The moment of clarity for me arrived on the morning of 8 January 2005, when I unequivocally realised that, on every level, I would be happier if I no longer drank. I kept this to myself at first, telling beloved spouse that I was just having a January lay-off. A few weeks later, when she'd got used to that, I admitted I'd stopped for good. Prior to this, the longest I had ever gone without drink was a week at a time during 1997 when I was on-call overnight for work, and a three month attempt to stop in 1991, which had foundered when I idiotically fell into the trap of thinking that if I could stop for a few months, I could start again, but drinking in what I told myself was moderation.

I only ever missed drinking on one regular occasion for a few weeks - at 6:15 on Saturday evenings, when I would customarily fix the first gin and tonic of the day while starting to cook dinner and listening to Loose Ends, declaring that the achieving part of the weekend was officially over.

Yes, I'm happier. No, I've never regretted it. And maybe I wish I'd done it sooner, although then I wouldn't be me, and maybe I wouldn't have made priceless friendships, come to Edinburgh, or met Helen. The Doctor (not that one) tells me that my liver isn't sautéed, so it wasn't too late in a purely physiological sense.

Psychologically, there have been a few wobbles. Drinking to excess, day in, day out, really does stunt your maturity, and I've only really entered adulthood in some senses in the last five years. I don't sulk any more, for example. I believe that one of the things which drew me to alcohol, beyond it's vampiric self-sustaining nature, was that it helped mask underlying conditions such as depression, and obsessiveness. But it's better to get these uncovered and work on them, work with them, in the latter case, than just paper over them while they fester and grow untreated.
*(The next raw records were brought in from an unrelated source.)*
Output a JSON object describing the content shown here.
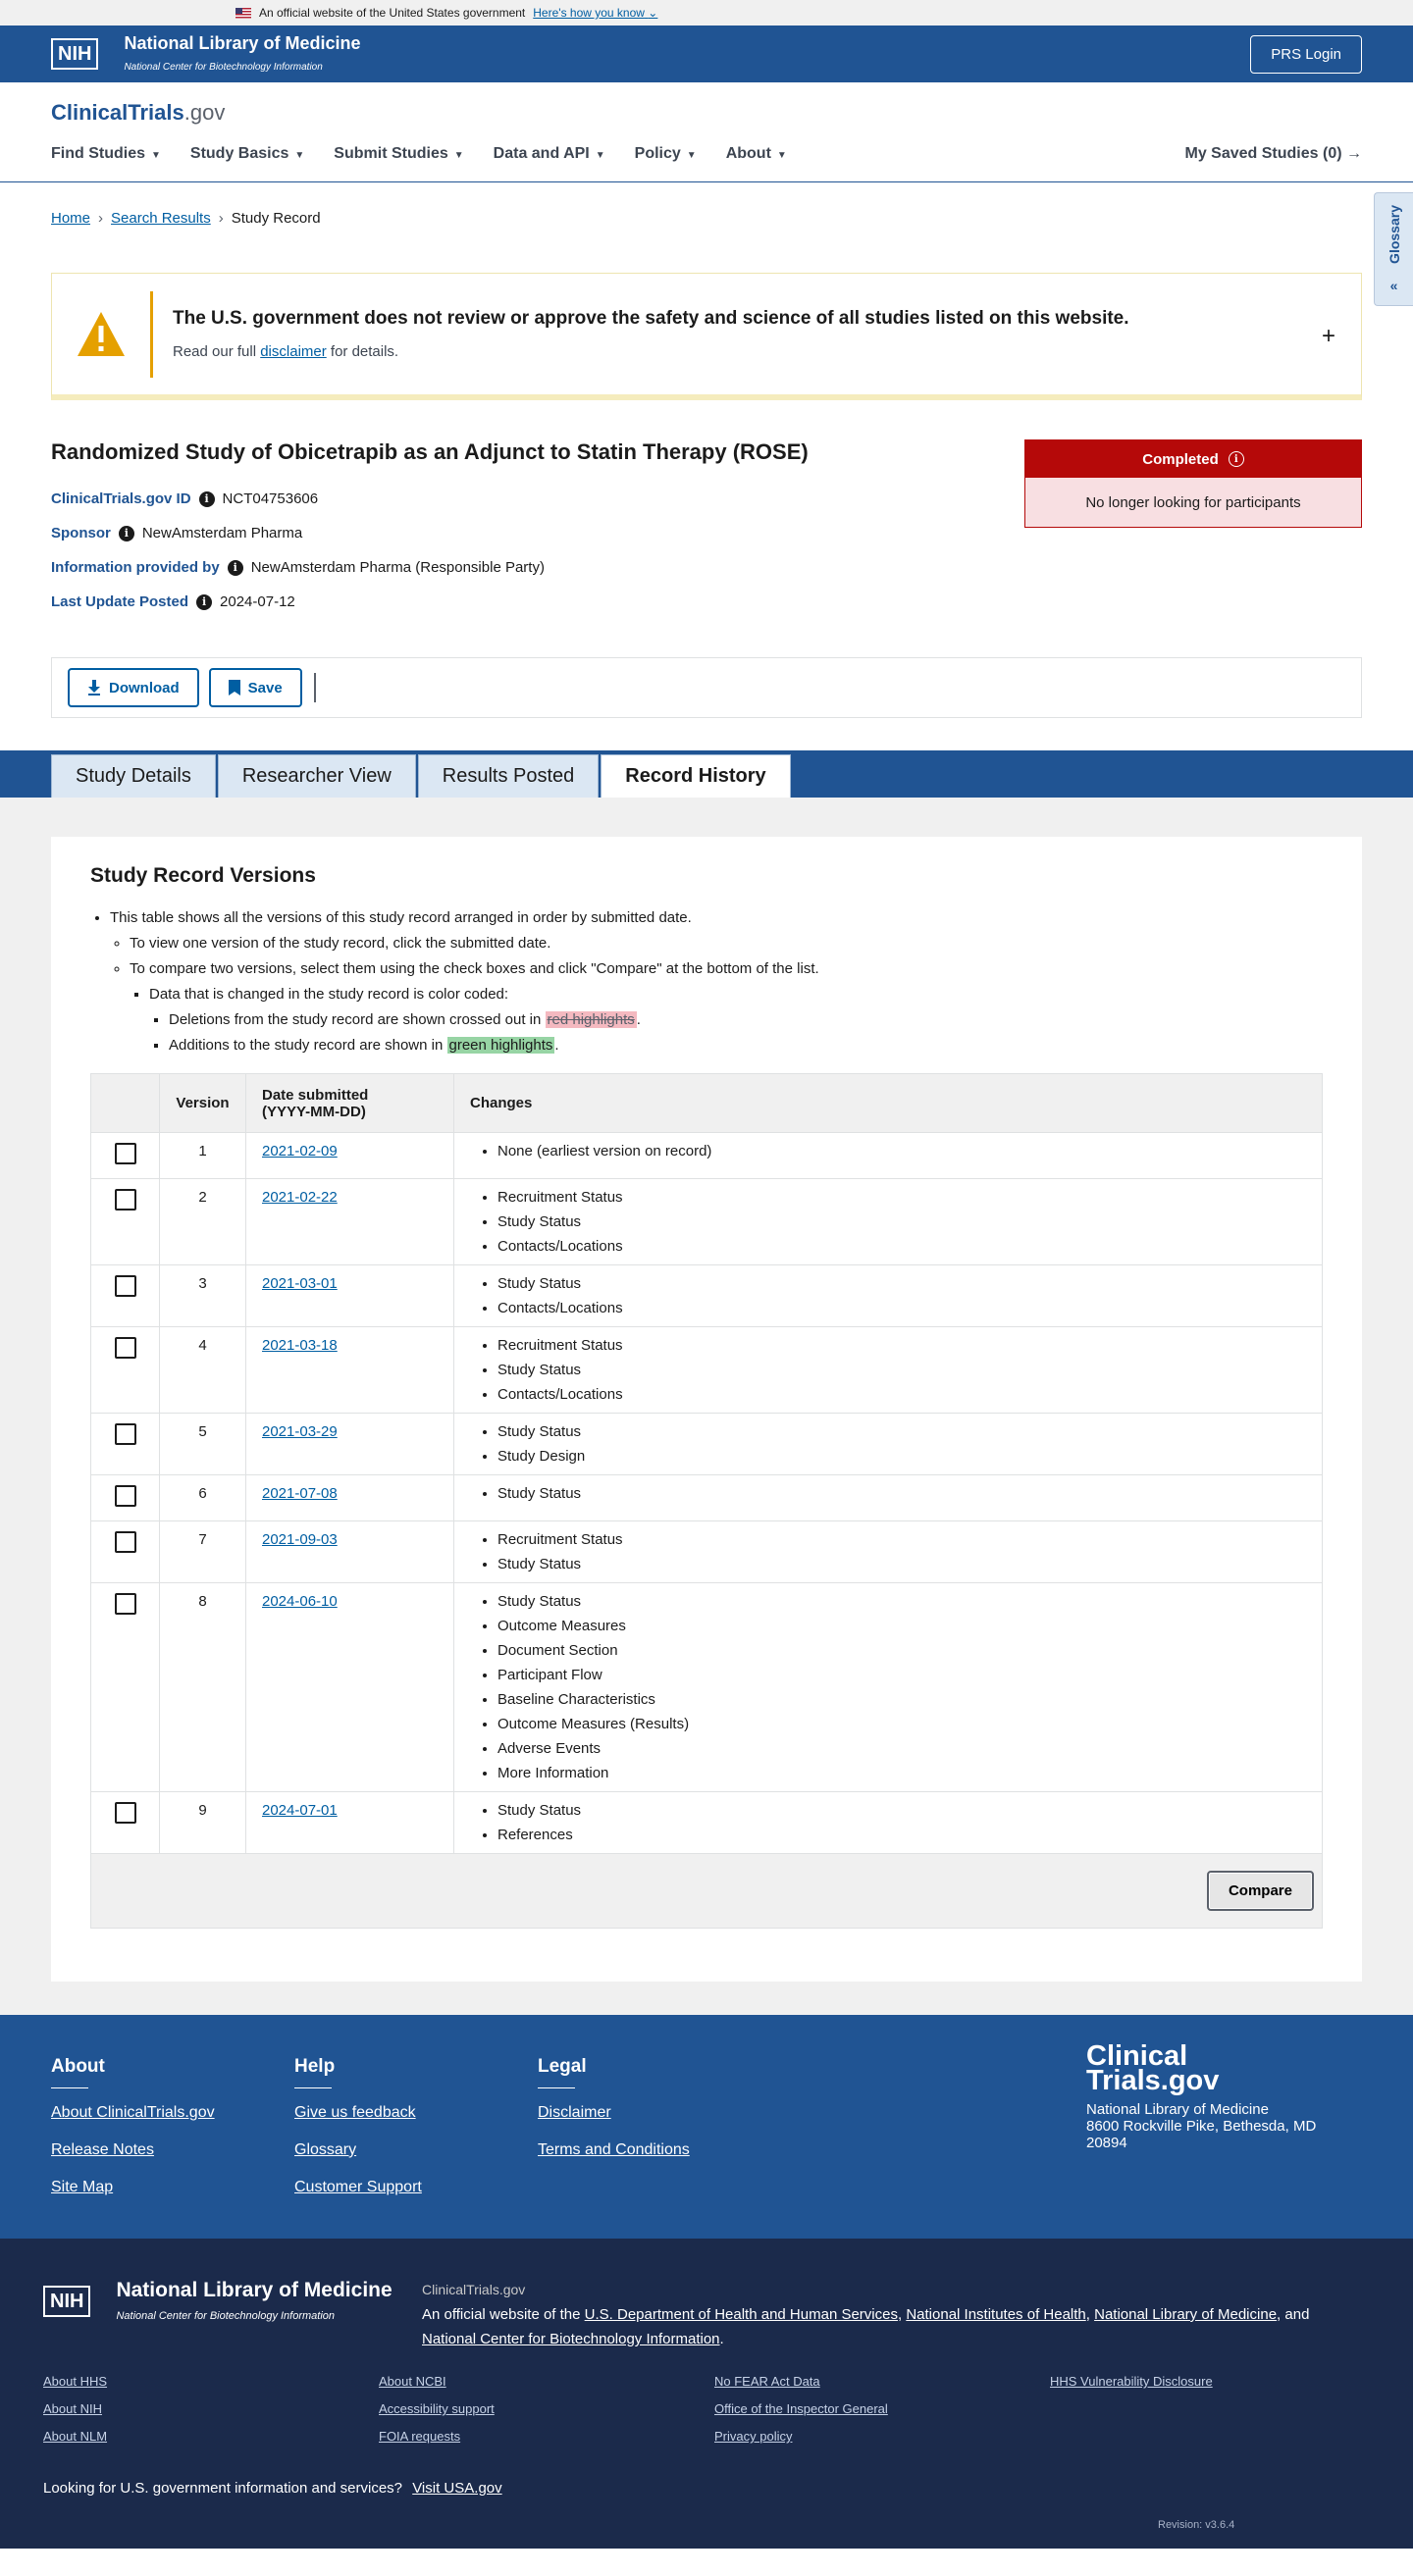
{
  "gov_banner": {
    "text": "An official website of the United States government",
    "link": "Here's how you know"
  },
  "nih_header": {
    "logo_box": "NIH",
    "logo_line1": "National Library of Medicine",
    "logo_line2": "National Center for Biotechnology Information",
    "login_label": "PRS Login"
  },
  "site": {
    "logo_main": "ClinicalTrials",
    "logo_suffix": ".gov",
    "nav": [
      "Find Studies",
      "Study Basics",
      "Submit Studies",
      "Data and API",
      "Policy",
      "About"
    ],
    "saved_studies": "My Saved Studies (0)"
  },
  "breadcrumb": {
    "home": "Home",
    "search": "Search Results",
    "current": "Study Record"
  },
  "glossary_label": "Glossary",
  "alert": {
    "title": "The U.S. government does not review or approve the safety and science of all studies listed on this website.",
    "prefix": "Read our full ",
    "link": "disclaimer",
    "suffix": " for details."
  },
  "study": {
    "title": "Randomized Study of Obicetrapib as an Adjunct to Statin Therapy (ROSE)",
    "id_label": "ClinicalTrials.gov ID",
    "id_value": "NCT04753606",
    "sponsor_label": "Sponsor",
    "sponsor_value": "NewAmsterdam Pharma",
    "info_label": "Information provided by",
    "info_value": "NewAmsterdam Pharma (Responsible Party)",
    "update_label": "Last Update Posted",
    "update_value": "2024-07-12",
    "status": "Completed",
    "status_detail": "No longer looking for participants"
  },
  "actions": {
    "download": "Download",
    "save": "Save"
  },
  "tabs": [
    "Study Details",
    "Researcher View",
    "Results Posted",
    "Record History"
  ],
  "versions": {
    "heading": "Study Record Versions",
    "intro": "This table shows all the versions of this study record arranged in order by submitted date.",
    "view_one": "To view one version of the study record, click the submitted date.",
    "compare_two": "To compare two versions, select them using the check boxes and click \"Compare\" at the bottom of the list.",
    "color_coded": "Data that is changed in the study record is color coded:",
    "deletions_prefix": "Deletions from the study record are shown crossed out in ",
    "deletions_hl": "red highlights",
    "additions_prefix": "Additions to the study record are shown in ",
    "additions_hl": "green highlights",
    "period": ".",
    "col_version": "Version",
    "col_date_1": "Date submitted",
    "col_date_2": "(YYYY-MM-DD)",
    "col_changes": "Changes",
    "compare_label": "Compare",
    "rows": [
      {
        "version": "1",
        "date": "2021-02-09",
        "changes": [
          "None (earliest version on record)"
        ]
      },
      {
        "version": "2",
        "date": "2021-02-22",
        "changes": [
          "Recruitment Status",
          "Study Status",
          "Contacts/Locations"
        ]
      },
      {
        "version": "3",
        "date": "2021-03-01",
        "changes": [
          "Study Status",
          "Contacts/Locations"
        ]
      },
      {
        "version": "4",
        "date": "2021-03-18",
        "changes": [
          "Recruitment Status",
          "Study Status",
          "Contacts/Locations"
        ]
      },
      {
        "version": "5",
        "date": "2021-03-29",
        "changes": [
          "Study Status",
          "Study Design"
        ]
      },
      {
        "version": "6",
        "date": "2021-07-08",
        "changes": [
          "Study Status"
        ]
      },
      {
        "version": "7",
        "date": "2021-09-03",
        "changes": [
          "Recruitment Status",
          "Study Status"
        ]
      },
      {
        "version": "8",
        "date": "2024-06-10",
        "changes": [
          "Study Status",
          "Outcome Measures",
          "Document Section",
          "Participant Flow",
          "Baseline Characteristics",
          "Outcome Measures (Results)",
          "Adverse Events",
          "More Information"
        ]
      },
      {
        "version": "9",
        "date": "2024-07-01",
        "changes": [
          "Study Status",
          "References"
        ]
      }
    ]
  },
  "footer": {
    "about": {
      "heading": "About",
      "links": [
        "About ClinicalTrials.gov",
        "Release Notes",
        "Site Map"
      ]
    },
    "help": {
      "heading": "Help",
      "links": [
        "Give us feedback",
        "Glossary",
        "Customer Support"
      ]
    },
    "legal": {
      "heading": "Legal",
      "links": [
        "Disclaimer",
        "Terms and Conditions"
      ]
    },
    "address": {
      "logo_1": "Clinical",
      "logo_2": "Trials.gov",
      "line1": "National Library of Medicine",
      "line2": "8600 Rockville Pike, Bethesda, MD",
      "line3": "20894"
    }
  },
  "footer2": {
    "site_name": "ClinicalTrials.gov",
    "official_prefix": "An official website of the ",
    "hhs": "U.S. Department of Health and Human Services",
    "nih": "National Institutes of Health",
    "nlm": "National Library of Medicine",
    "ncbi": "National Center for Biotechnology Information",
    "comma": ", ",
    "and_word": ", and ",
    "period": ".",
    "links": [
      "About HHS",
      "About NCBI",
      "No FEAR Act Data",
      "HHS Vulnerability Disclosure",
      "About NIH",
      "Accessibility support",
      "Office of the Inspector General",
      "",
      "About NLM",
      "FOIA requests",
      "Privacy policy",
      ""
    ],
    "question": "Looking for U.S. government information and services?",
    "usa_link": "Visit USA.gov",
    "revision": "Revision: v3.6.4"
  }
}
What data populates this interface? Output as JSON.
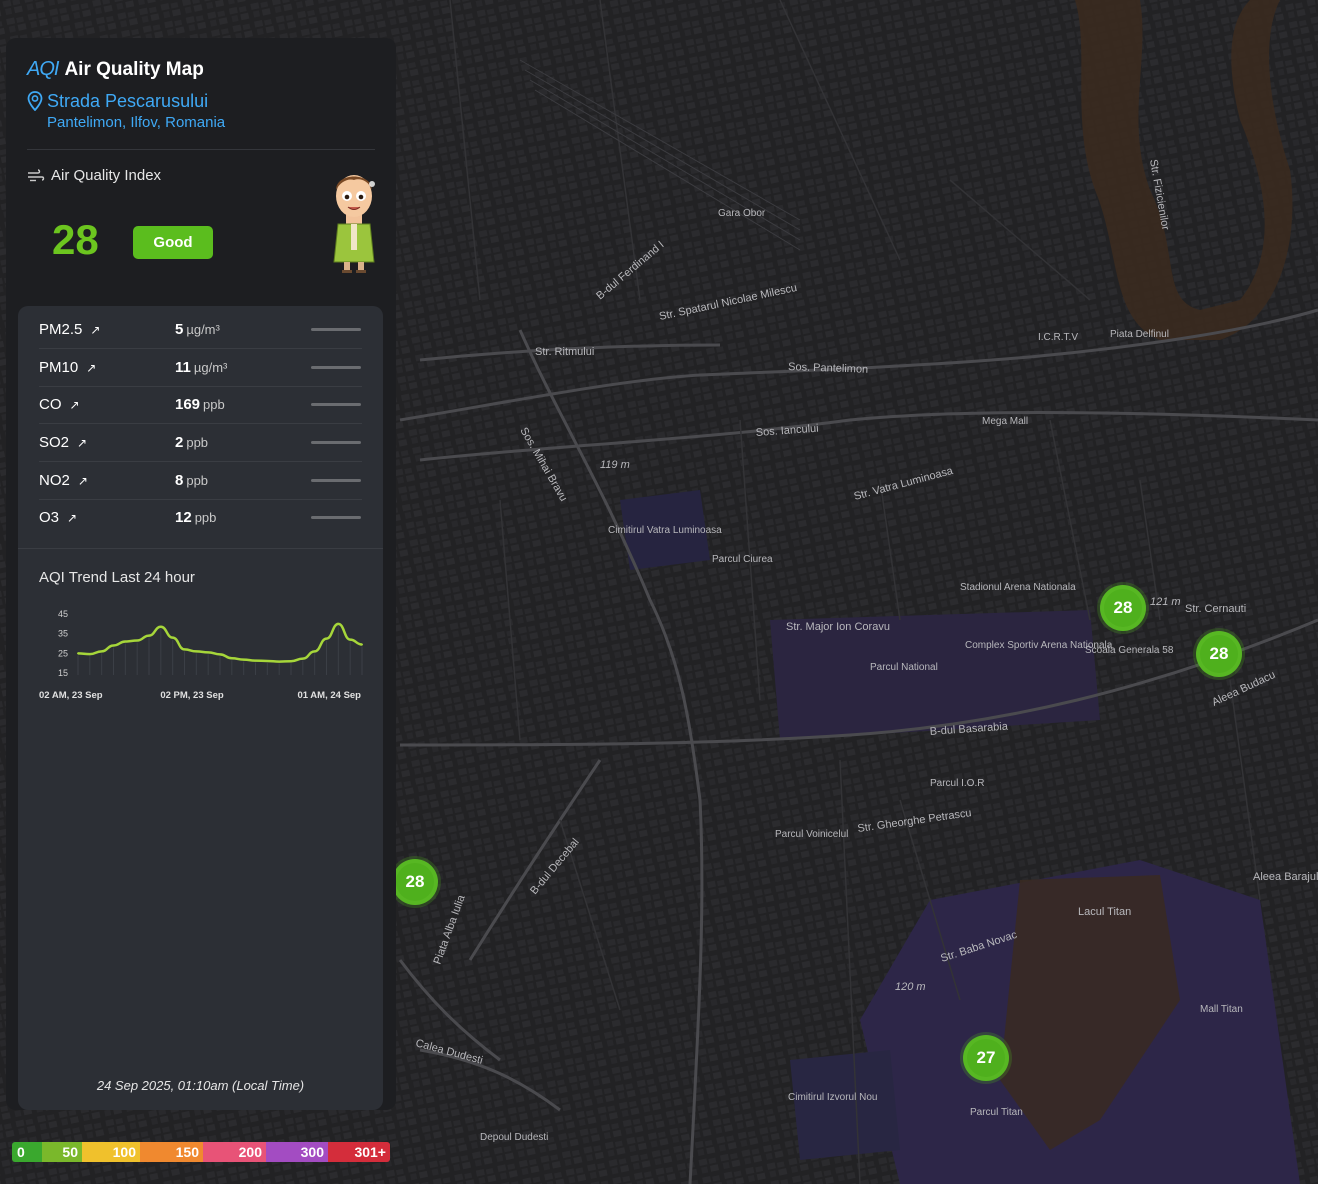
{
  "app": {
    "logo_text": "AQI",
    "title": "Air Quality Map"
  },
  "location": {
    "street": "Strada Pescarusului",
    "area": "Pantelimon, Ilfov, Romania"
  },
  "aqi": {
    "heading": "Air Quality Index",
    "value": "28",
    "status": "Good",
    "status_color": "#5bbd1e",
    "value_color": "#6cc51f"
  },
  "pollutants": [
    {
      "name": "PM2.5",
      "value": "5",
      "unit": "µg/m³"
    },
    {
      "name": "PM10",
      "value": "11",
      "unit": "µg/m³"
    },
    {
      "name": "CO",
      "value": "169",
      "unit": "ppb"
    },
    {
      "name": "SO2",
      "value": "2",
      "unit": "ppb"
    },
    {
      "name": "NO2",
      "value": "8",
      "unit": "ppb"
    },
    {
      "name": "O3",
      "value": "12",
      "unit": "ppb"
    }
  ],
  "trend": {
    "title": "AQI Trend Last 24 hour",
    "timestamp": "24 Sep 2025, 01:10am (Local Time)"
  },
  "chart_data": {
    "type": "line",
    "title": "AQI Trend Last 24 hour",
    "xlabel": "",
    "ylabel": "",
    "yticks": [
      45,
      35,
      25,
      15
    ],
    "ylim": [
      15,
      45
    ],
    "xtick_labels": [
      "02 AM, 23 Sep",
      "02 PM, 23 Sep",
      "01 AM, 24 Sep"
    ],
    "xtick_index": [
      0,
      12,
      23
    ],
    "values": [
      25,
      24.6,
      26,
      29,
      31,
      31.5,
      34,
      38.5,
      33,
      27,
      26,
      25.5,
      24.5,
      22.5,
      21.8,
      21.3,
      21.1,
      20.8,
      21,
      22.3,
      26,
      32.5,
      40,
      32,
      29.5
    ],
    "line_color": "#a6d63a",
    "grid": false
  },
  "legend": [
    {
      "label": "0",
      "color": "#3aa82e"
    },
    {
      "label": "50",
      "color": "#7ab82b"
    },
    {
      "label": "100",
      "color": "#f0c12c"
    },
    {
      "label": "150",
      "color": "#f0892f"
    },
    {
      "label": "200",
      "color": "#e85377"
    },
    {
      "label": "300",
      "color": "#a34cc2"
    },
    {
      "label": "301+",
      "color": "#d42d3b"
    }
  ],
  "markers": [
    {
      "value": "28"
    },
    {
      "value": "28"
    },
    {
      "value": "28"
    },
    {
      "value": "27"
    }
  ],
  "map_labels": [
    {
      "text": "Sos. Pantelimon"
    },
    {
      "text": "Sos. Iancului"
    },
    {
      "text": "B-dul Basarabia"
    },
    {
      "text": "Str. Ritmului"
    },
    {
      "text": "Lacul Titan"
    },
    {
      "text": "Stadionul Arena Nationala"
    },
    {
      "text": "Parcul National"
    },
    {
      "text": "Parcul Titan"
    },
    {
      "text": "Complex Sportiv Arena Nationala"
    },
    {
      "text": "Mega Mall"
    },
    {
      "text": "I.C.R.T.V"
    },
    {
      "text": "Cimitirul Vatra Luminoasa"
    },
    {
      "text": "Piata Delfinul"
    },
    {
      "text": "Scoala Generala 58"
    },
    {
      "text": "Str. Vatra Luminoasa"
    },
    {
      "text": "Sos. Mihai Bravu"
    },
    {
      "text": "Cimitirul Izvorul Nou"
    },
    {
      "text": "Depoul Dudesti"
    },
    {
      "text": "Calea Dudesti"
    },
    {
      "text": "B-dul Decebal"
    },
    {
      "text": "Str. Major Ion Coravu"
    },
    {
      "text": "Str. Gheorghe Petrascu"
    },
    {
      "text": "Str. Baba Novac"
    },
    {
      "text": "Mall Titan"
    },
    {
      "text": "Piata Alba Iulia"
    },
    {
      "text": "Gara Obor"
    },
    {
      "text": "Str. Spatarul Nicolae Milescu"
    },
    {
      "text": "B-dul Ferdinand I"
    },
    {
      "text": "Parcul Ciurea"
    },
    {
      "text": "Str. Cernauti"
    },
    {
      "text": "Aleea Budacu"
    },
    {
      "text": "Aleea Barajul"
    },
    {
      "text": "Parcul Voinicelul"
    },
    {
      "text": "Parcul I.O.R"
    },
    {
      "text": "Str. Fizicienilor"
    },
    {
      "text": "119 m"
    },
    {
      "text": "120 m"
    },
    {
      "text": "121 m"
    }
  ]
}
If there's a most characteristic tangible benefit to stopping drinking, it's that you start to dig deeper and solve problems at root level instead of becoming oblivious to their symptoms. At work and home, I now actively relish being given a mess to sort out. That's got to be better than the old way.